# Task goal
Repeat these records exactly, pictures excluded.

# Given data
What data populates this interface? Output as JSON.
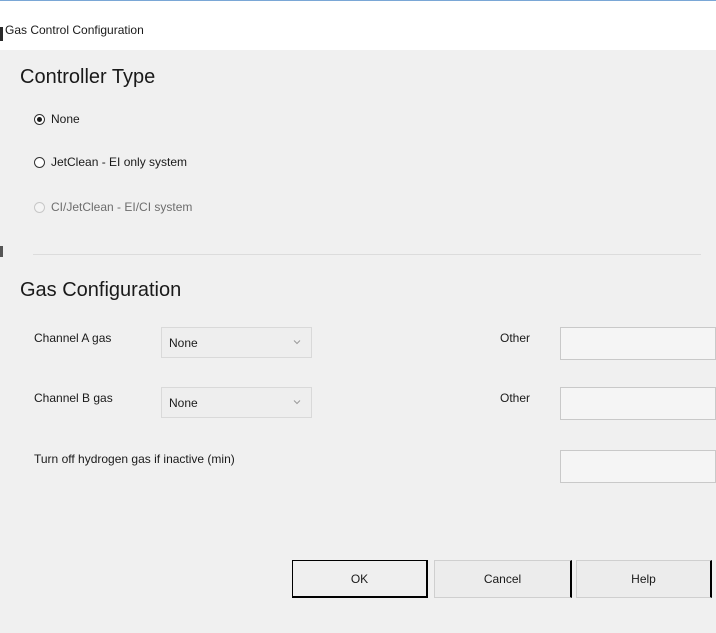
{
  "window": {
    "title": "Gas Control Configuration"
  },
  "controller_type": {
    "heading": "Controller Type",
    "options": [
      {
        "label": "None",
        "checked": true,
        "enabled": true
      },
      {
        "label": "JetClean - EI only system",
        "checked": false,
        "enabled": true
      },
      {
        "label": "CI/JetClean - EI/CI system",
        "checked": false,
        "enabled": false
      }
    ]
  },
  "gas_configuration": {
    "heading": "Gas Configuration",
    "channel_a": {
      "label": "Channel A gas",
      "value": "None",
      "other_label": "Other",
      "other_value": ""
    },
    "channel_b": {
      "label": "Channel B gas",
      "value": "None",
      "other_label": "Other",
      "other_value": ""
    },
    "hydrogen": {
      "label": "Turn off hydrogen gas if inactive (min)",
      "value": ""
    }
  },
  "buttons": {
    "ok": "OK",
    "cancel": "Cancel",
    "help": "Help"
  }
}
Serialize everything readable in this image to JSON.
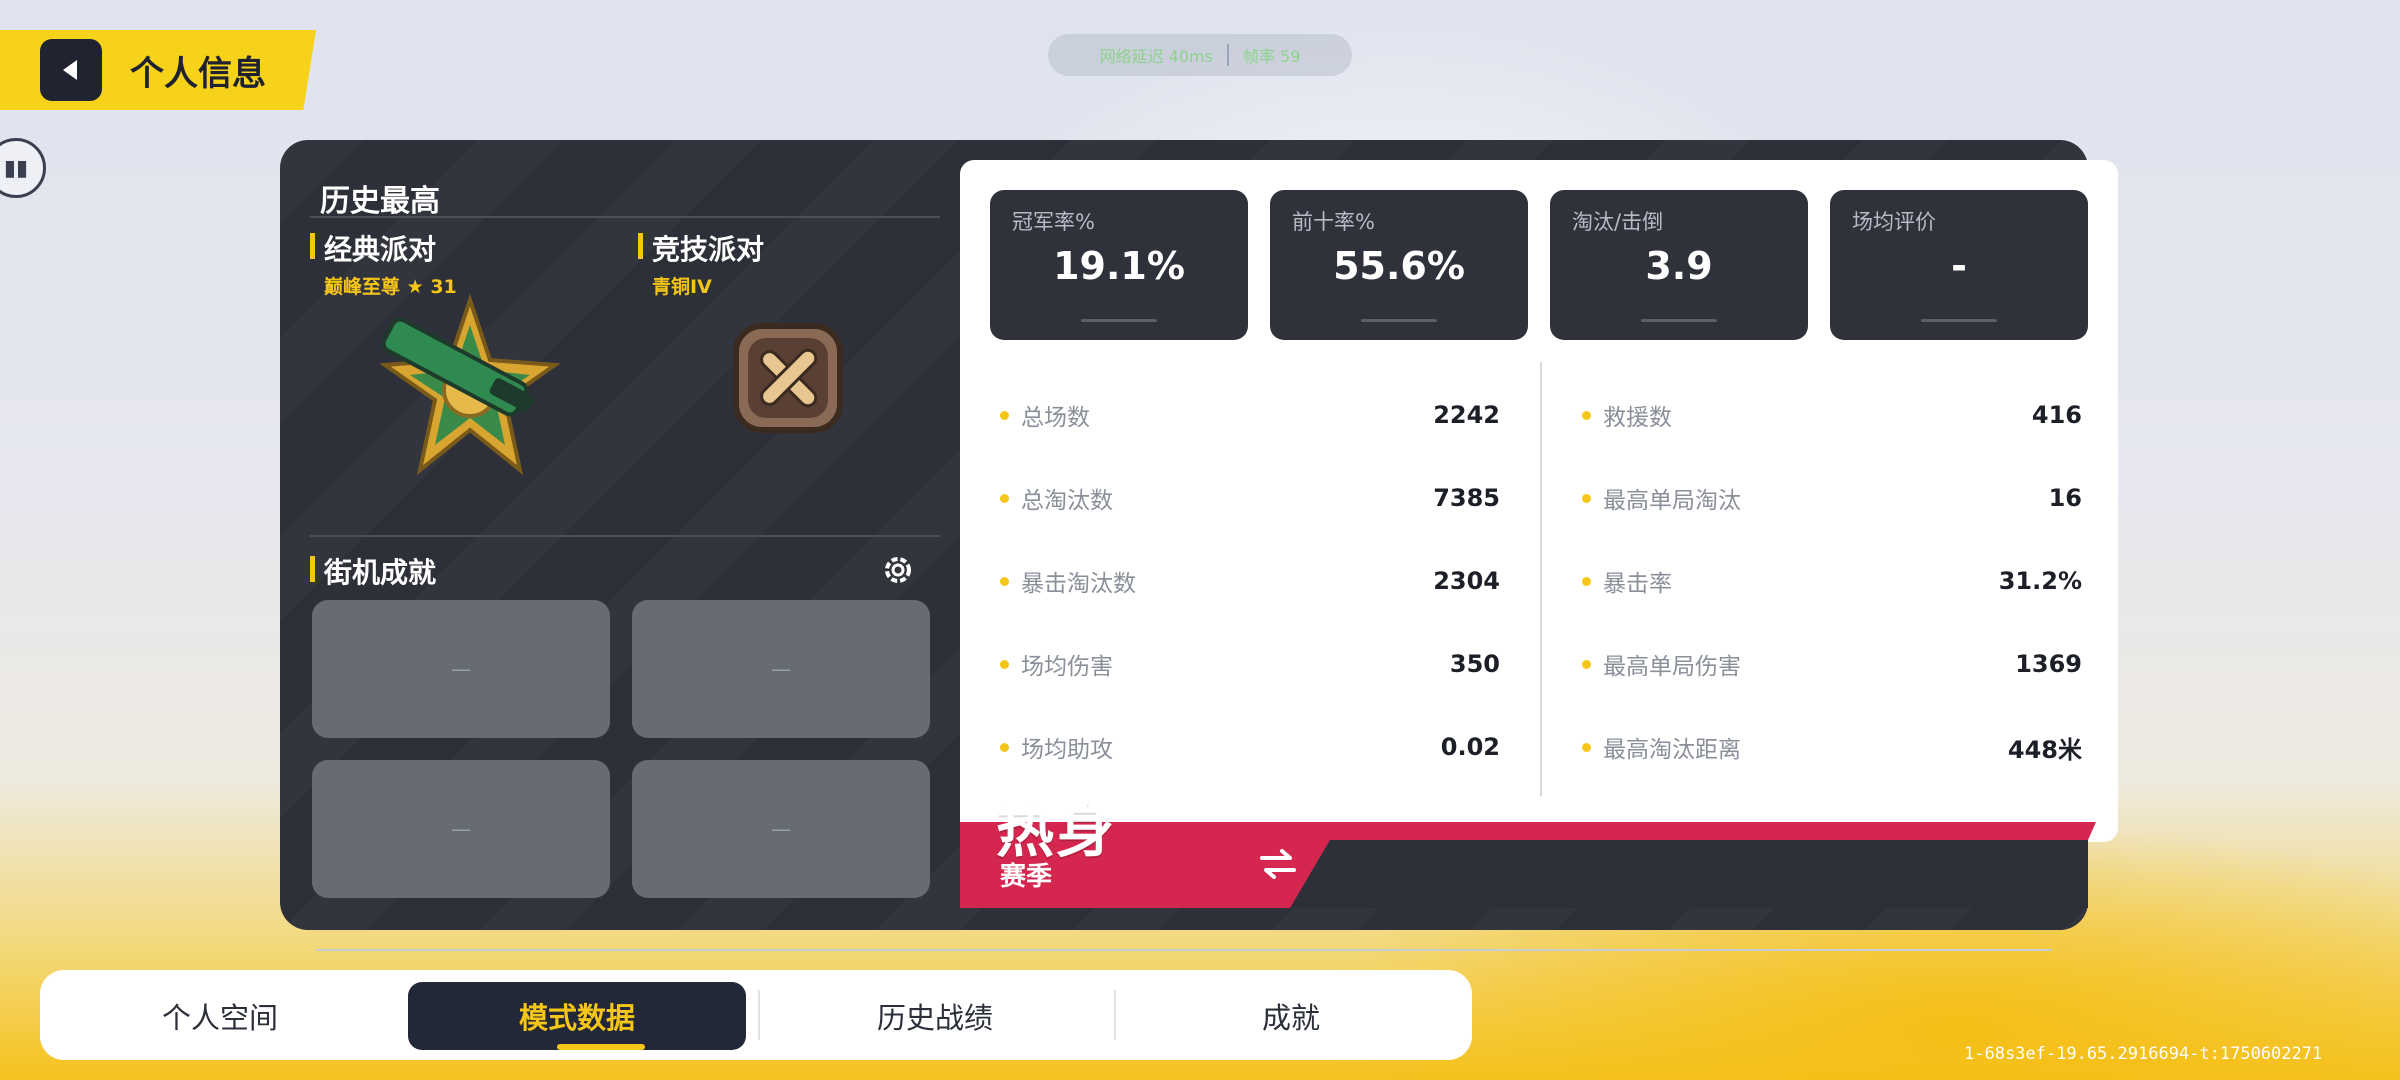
{
  "header": {
    "title": "个人信息"
  },
  "network": {
    "left": "网络延迟 40ms",
    "right": "帧率 59"
  },
  "history": {
    "title": "历史最高",
    "modes": [
      {
        "name": "经典派对",
        "rank": "巅峰至尊",
        "stars": "31"
      },
      {
        "name": "竞技派对",
        "rank": "青铜IV"
      }
    ]
  },
  "arcade": {
    "title": "街机成就",
    "slots": [
      "—",
      "—",
      "—",
      "—"
    ]
  },
  "top_stats": [
    {
      "label": "冠军率%",
      "value": "19.1%"
    },
    {
      "label": "前十率%",
      "value": "55.6%"
    },
    {
      "label": "淘汰/击倒",
      "value": "3.9"
    },
    {
      "label": "场均评价",
      "value": "-"
    }
  ],
  "stats_left": [
    {
      "name": "总场数",
      "value": "2242"
    },
    {
      "name": "总淘汰数",
      "value": "7385"
    },
    {
      "name": "暴击淘汰数",
      "value": "2304"
    },
    {
      "name": "场均伤害",
      "value": "350"
    },
    {
      "name": "场均助攻",
      "value": "0.02"
    }
  ],
  "stats_right": [
    {
      "name": "救援数",
      "value": "416"
    },
    {
      "name": "最高单局淘汰",
      "value": "16"
    },
    {
      "name": "暴击率",
      "value": "31.2%"
    },
    {
      "name": "最高单局伤害",
      "value": "1369"
    },
    {
      "name": "最高淘汰距离",
      "value": "448米"
    }
  ],
  "season": {
    "name": "热身",
    "label": "赛季"
  },
  "tabs": [
    {
      "label": "个人空间",
      "active": false
    },
    {
      "label": "模式数据",
      "active": true
    },
    {
      "label": "历史战绩",
      "active": false
    },
    {
      "label": "成就",
      "active": false
    }
  ],
  "build_id": "1-68s3ef-19.65.2916694-t:1750602271",
  "colors": {
    "accent": "#f5c518",
    "panel": "#2d3038",
    "season_red": "#d4264e"
  }
}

# Answer to this exercise
What data populates this interface? Output as JSON.
{
  "window": {
    "title": "Gas Control Configuration"
  },
  "controller_type": {
    "heading": "Controller Type",
    "options": [
      {
        "label": "None",
        "checked": true,
        "enabled": true
      },
      {
        "label": "JetClean - EI only system",
        "checked": false,
        "enabled": true
      },
      {
        "label": "CI/JetClean - EI/CI system",
        "checked": false,
        "enabled": false
      }
    ]
  },
  "gas_configuration": {
    "heading": "Gas Configuration",
    "channel_a": {
      "label": "Channel A gas",
      "value": "None",
      "other_label": "Other",
      "other_value": ""
    },
    "channel_b": {
      "label": "Channel B gas",
      "value": "None",
      "other_label": "Other",
      "other_value": ""
    },
    "hydrogen": {
      "label": "Turn off hydrogen gas if inactive (min)",
      "value": ""
    }
  },
  "buttons": {
    "ok": "OK",
    "cancel": "Cancel",
    "help": "Help"
  }
}
Serialize everything readable in this image to JSON.
{
  "header": {
    "title": "个人信息"
  },
  "network": {
    "left": "网络延迟 40ms",
    "right": "帧率 59"
  },
  "history": {
    "title": "历史最高",
    "modes": [
      {
        "name": "经典派对",
        "rank": "巅峰至尊",
        "stars": "31"
      },
      {
        "name": "竞技派对",
        "rank": "青铜IV"
      }
    ]
  },
  "arcade": {
    "title": "街机成就",
    "slots": [
      "—",
      "—",
      "—",
      "—"
    ]
  },
  "top_stats": [
    {
      "label": "冠军率%",
      "value": "19.1%"
    },
    {
      "label": "前十率%",
      "value": "55.6%"
    },
    {
      "label": "淘汰/击倒",
      "value": "3.9"
    },
    {
      "label": "场均评价",
      "value": "-"
    }
  ],
  "stats_left": [
    {
      "name": "总场数",
      "value": "2242"
    },
    {
      "name": "总淘汰数",
      "value": "7385"
    },
    {
      "name": "暴击淘汰数",
      "value": "2304"
    },
    {
      "name": "场均伤害",
      "value": "350"
    },
    {
      "name": "场均助攻",
      "value": "0.02"
    }
  ],
  "stats_right": [
    {
      "name": "救援数",
      "value": "416"
    },
    {
      "name": "最高单局淘汰",
      "value": "16"
    },
    {
      "name": "暴击率",
      "value": "31.2%"
    },
    {
      "name": "最高单局伤害",
      "value": "1369"
    },
    {
      "name": "最高淘汰距离",
      "value": "448米"
    }
  ],
  "season": {
    "name": "热身",
    "label": "赛季"
  },
  "tabs": [
    {
      "label": "个人空间",
      "active": false
    },
    {
      "label": "模式数据",
      "active": true
    },
    {
      "label": "历史战绩",
      "active": false
    },
    {
      "label": "成就",
      "active": false
    }
  ],
  "build_id": "1-68s3ef-19.65.2916694-t:1750602271",
  "colors": {
    "accent": "#f5c518",
    "panel": "#2d3038",
    "season_red": "#d4264e"
  }
}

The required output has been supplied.